It is unethical and deceptive to market this product as "zero guilt." The artificial coloring aspartame, and extremely processed dairy will wreak havoc on anyone. Adults and children alike.
- Medication is Not the Answer: Both authors agree that medicating for risk factors is not making a difference in our fight against disease. Cholesterol medications do in fact reduce cholesterol but do not prevent heart disease.
- Saturated Fat isn't the Big Culprit: The research clearly shows simply reducing saturated fat intake make no difference in disease prevention. Olive oil consumption appears to do the same thing. I thought Dr. C did not do a good job of presenting this in his book, but he brought it out strongly in the lecture I attended.

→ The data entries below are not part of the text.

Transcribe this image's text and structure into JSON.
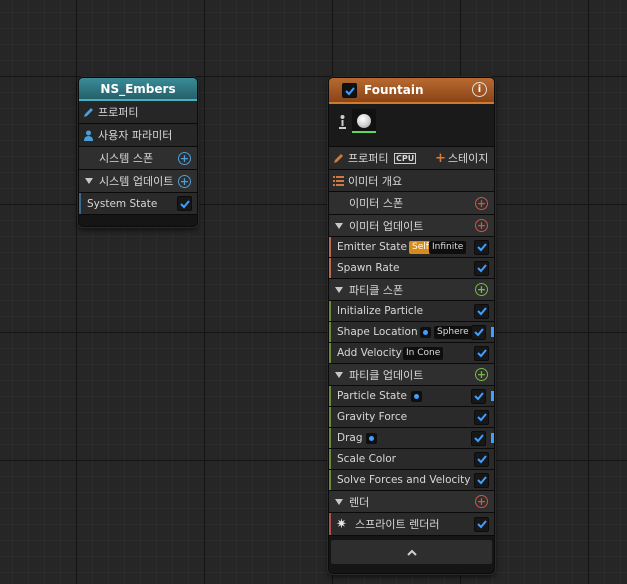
{
  "colors": {
    "ns_header": "#2b6f7a",
    "fountain_header": "#a45a25",
    "checkbox_accent": "#3ea0ff",
    "emitter_bar": "#b86a52",
    "particle_bar": "#6a8a3a",
    "render_bar": "#b0504a",
    "system_bar": "#3a6a8a",
    "self_badge": "#d98a19"
  },
  "ns_node": {
    "title": "NS_Embers",
    "rows": [
      {
        "label": "프로퍼티",
        "icon": "pencil-icon"
      },
      {
        "label": "사용자 파라미터",
        "icon": "user-icon"
      },
      {
        "label": "시스템 스폰",
        "icon": "plus-circle-icon"
      },
      {
        "label": "시스템 업데이트",
        "icon": "plus-circle-icon"
      }
    ],
    "module": {
      "label": "System State",
      "checked": true
    }
  },
  "fountain_node": {
    "title": "Fountain",
    "title_checked": true,
    "info_icon": "info-icon",
    "properties_label": "프로퍼티",
    "cpu_label": "CPU",
    "stage_label": "스테이지",
    "summary_label": "이미터 개요",
    "emitter_spawn_label": "이미터 스폰",
    "emitter_update": {
      "label": "이미터 업데이트",
      "modules": [
        {
          "label": "Emitter State",
          "badges": [
            "Self",
            "Infinite"
          ],
          "checked": true
        },
        {
          "label": "Spawn Rate",
          "checked": true
        }
      ]
    },
    "particle_spawn": {
      "label": "파티클 스폰",
      "modules": [
        {
          "label": "Initialize Particle",
          "checked": true
        },
        {
          "label": "Shape Location",
          "badges": [
            "Sphere"
          ],
          "checked": true
        },
        {
          "label": "Add Velocity",
          "badges": [
            "In Cone"
          ],
          "checked": true
        }
      ]
    },
    "particle_update": {
      "label": "파티클 업데이트",
      "modules": [
        {
          "label": "Particle State",
          "checked": true
        },
        {
          "label": "Gravity Force",
          "checked": true
        },
        {
          "label": "Drag",
          "checked": true
        },
        {
          "label": "Scale Color",
          "checked": true
        },
        {
          "label": "Solve Forces and Velocity",
          "checked": true
        }
      ]
    },
    "render": {
      "label": "렌더",
      "modules": [
        {
          "label": "스프라이트 렌더러",
          "checked": true
        }
      ]
    }
  }
}
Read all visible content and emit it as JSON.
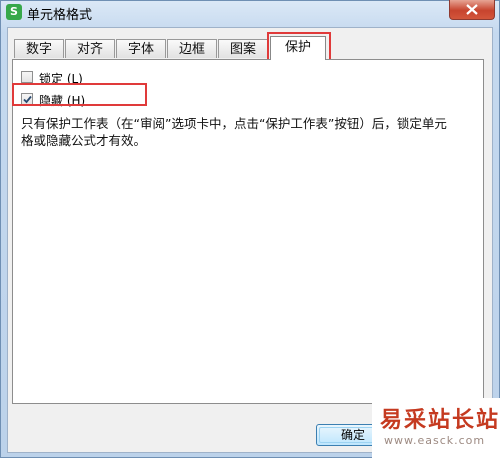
{
  "window": {
    "title": "单元格格式",
    "app_icon_letter": "S"
  },
  "tabs": [
    {
      "label": "数字",
      "active": false
    },
    {
      "label": "对齐",
      "active": false
    },
    {
      "label": "字体",
      "active": false
    },
    {
      "label": "边框",
      "active": false
    },
    {
      "label": "图案",
      "active": false
    },
    {
      "label": "保护",
      "active": true
    }
  ],
  "protection": {
    "locked": {
      "label": "锁定 (L)",
      "checked": false
    },
    "hidden": {
      "label": "隐藏 (H)",
      "checked": true
    },
    "description": "只有保护工作表（在“审阅”选项卡中，点击“保护工作表”按钮）后，锁定单元格或隐藏公式才有效。"
  },
  "footer": {
    "ok_label": "确定"
  },
  "watermark": {
    "text": "易采站长站",
    "url": "www.easck.com"
  },
  "colors": {
    "highlight": "#e03a3a",
    "watermark": "#c53a20"
  }
}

Do not add additional fat to your diet, except in very small amounts. I loved the example Dr. R gave of how saturated fat couldn't be to blame for heart disease and high cholesterol. He used the islanders and coconut oil (a saturated fat)! This was perfect. He described their excellent ability to withstand disease and how it can be attributed to their high consumption of saturated fat in the form of coconut oil. Clearly all my coconut oils in the food storage are keepers.

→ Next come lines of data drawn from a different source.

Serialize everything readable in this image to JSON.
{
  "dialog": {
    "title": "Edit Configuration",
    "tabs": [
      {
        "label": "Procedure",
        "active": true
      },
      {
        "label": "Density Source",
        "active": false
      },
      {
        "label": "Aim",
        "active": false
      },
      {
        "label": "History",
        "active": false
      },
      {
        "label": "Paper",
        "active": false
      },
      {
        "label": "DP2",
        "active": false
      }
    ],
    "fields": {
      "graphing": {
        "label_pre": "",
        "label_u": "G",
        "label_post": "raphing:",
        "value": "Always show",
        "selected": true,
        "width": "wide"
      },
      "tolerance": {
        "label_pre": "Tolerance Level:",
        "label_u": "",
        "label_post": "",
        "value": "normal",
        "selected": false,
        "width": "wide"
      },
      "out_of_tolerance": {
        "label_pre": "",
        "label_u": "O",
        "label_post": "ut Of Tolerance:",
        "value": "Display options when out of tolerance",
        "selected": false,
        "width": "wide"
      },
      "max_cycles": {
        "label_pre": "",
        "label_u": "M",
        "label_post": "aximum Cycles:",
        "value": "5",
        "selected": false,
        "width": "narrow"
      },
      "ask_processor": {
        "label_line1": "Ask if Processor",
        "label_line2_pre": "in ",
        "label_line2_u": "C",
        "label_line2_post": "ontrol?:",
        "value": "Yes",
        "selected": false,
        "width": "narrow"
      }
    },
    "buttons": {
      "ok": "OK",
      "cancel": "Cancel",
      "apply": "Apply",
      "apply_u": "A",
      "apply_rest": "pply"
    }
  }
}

- Indigenous Cultures are Difficult to Draw Conclusions From: I have come to believe differently than both Dr. C and Dr. R about the value of drawing conclusions from indigenous cultures. Dr. R's favorite example was the Masai people. Their main diet consists of milk, blood and meat. Their days are spent running across the country chasing cattle. They are extremely fit. They also have the shortest life span of any other people. They don't have heart disease.

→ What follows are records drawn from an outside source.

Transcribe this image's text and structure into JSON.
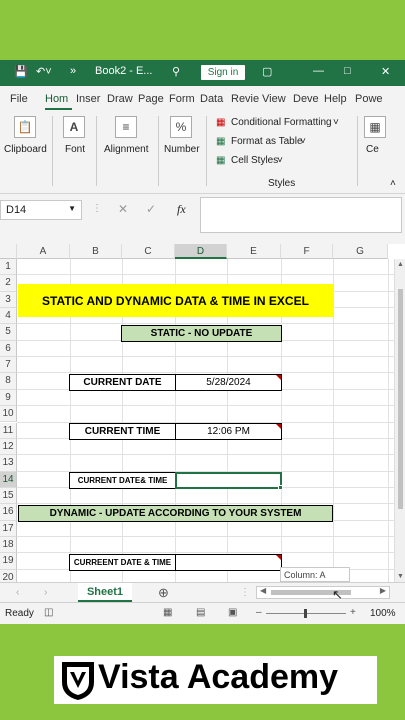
{
  "titlebar": {
    "filename": "Book2 - E...",
    "signin_label": "Sign in"
  },
  "menu": [
    "File",
    "Hom",
    "Inser",
    "Draw",
    "Page",
    "Form",
    "Data",
    "Revie",
    "View",
    "Deve",
    "Help",
    "Powe"
  ],
  "ribbon": {
    "clipboard": "Clipboard",
    "font": "Font",
    "alignment": "Alignment",
    "number": "Number",
    "conditional_formatting": "Conditional Formatting",
    "format_as_table": "Format as Table",
    "cell_styles": "Cell Styles",
    "styles_group": "Styles",
    "cells_partial": "Ce"
  },
  "formula_bar": {
    "name_box": "D14",
    "fx": "fx",
    "formula": ""
  },
  "columns": [
    "A",
    "B",
    "C",
    "D",
    "E",
    "F",
    "G"
  ],
  "rows": [
    "1",
    "2",
    "3",
    "4",
    "5",
    "6",
    "7",
    "8",
    "9",
    "10",
    "11",
    "12",
    "13",
    "14",
    "15",
    "16",
    "17",
    "18",
    "19",
    "20"
  ],
  "selected_cell": "D14",
  "cells": {
    "title": "STATIC AND DYNAMIC DATA & TIME IN EXCEL",
    "static_header": "STATIC - NO UPDATE",
    "current_date_label": "CURRENT DATE",
    "current_date_value": "5/28/2024",
    "current_time_label": "CURRENT TIME",
    "current_time_value": "12:06 PM",
    "current_datetime_label": "CURRENT DATE& TIME",
    "dynamic_header": "DYNAMIC - UPDATE ACCORDING TO YOUR SYSTEM",
    "current_datetime_label2": "CURREENT DATE & TIME"
  },
  "tooltip": "Column: A",
  "sheet_tab": "Sheet1",
  "status": {
    "ready": "Ready",
    "zoom": "100%"
  },
  "colors": {
    "excel_green": "#217346",
    "title_fill": "#ffff00",
    "header_fill": "#c5e0b4",
    "background": "#8cc63f"
  },
  "logo": {
    "text": "Vista Academy"
  }
}
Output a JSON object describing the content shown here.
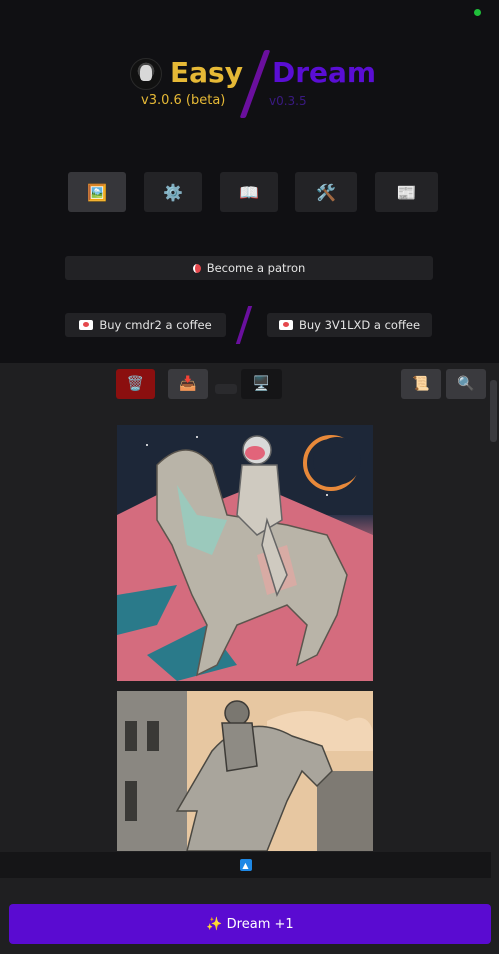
{
  "header": {
    "app_name_left": "Easy",
    "version_left": "v3.0.6 (beta)",
    "app_name_right": "Dream",
    "version_right": "v0.3.5"
  },
  "tabs": [
    {
      "icon": "image-icon",
      "glyph": "🖼️",
      "active": true
    },
    {
      "icon": "gear-icon",
      "glyph": "⚙️",
      "active": false
    },
    {
      "icon": "book-icon",
      "glyph": "📖",
      "active": false
    },
    {
      "icon": "tools-icon",
      "glyph": "🛠️",
      "active": false
    },
    {
      "icon": "news-icon",
      "glyph": "📰",
      "active": false
    }
  ],
  "support": {
    "patron_label": "Become a patron",
    "coffee1_label": "Buy cmdr2 a coffee",
    "coffee2_label": "Buy 3V1LXD a coffee"
  },
  "toolbar": {
    "clear_icon": "🗑️",
    "stop_icon": "📥",
    "view_icon": "🖥️",
    "scroll_icon": "📜",
    "search_icon": "🔍"
  },
  "bottom": {
    "collapse_glyph": "▲",
    "dream_label": "✨ Dream +1"
  },
  "colors": {
    "accent_gold": "#e6b936",
    "accent_purple": "#5a0bd1",
    "danger_red": "#8b0f0f"
  }
}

Some difficulties with drawing conclusions on the benefits of eating a high meat diet from this society are many. First, they eat the bones, and organ meats and of the animals. All raw. Thereby attain vitamins and minerals not a part of the standard American meat diet. Secondly, they spend their days exercising. Third, the use medicinal herbs extensively. Fourth, they consume no processed or sugar laden foods.
Dr. C of course prefers the Chinese as the example of health. Again they are not pillars of health, and do not have enviable lifespans. They do not have heart disease, cancer etc. Dr. C does not address the severe vitamin and mineral deficiencies in the rural Chinese diet. Things aren't all roses. I believe we can learn lessons, but must exercise extreme caution in using a single society to base lifestyle on. Especially when that society differs so dramatically from our own.
My next post about this book (and all of my research into this topic) I will detail my main hang ups, and what I changed about our diet because of reading about the meat-lovers perspective :)
I will also tell you about the Weston Price Foundation. The organization publishes most of the books and articles pushing meat, and decrying the evils of vegetarianism. They also mounted the only real attack against The China Study. But wait....they actually aren't all that bad. I know everyone will be on pins and needles until then.
By-the-way, I love to read your comments. What are your opinions? Am I off the deep end? How have you been guided to nourish your family? What makes you cling to building each dinner around meat? And don't be afraid to descent! That is how I learn. I love to hear different ideas.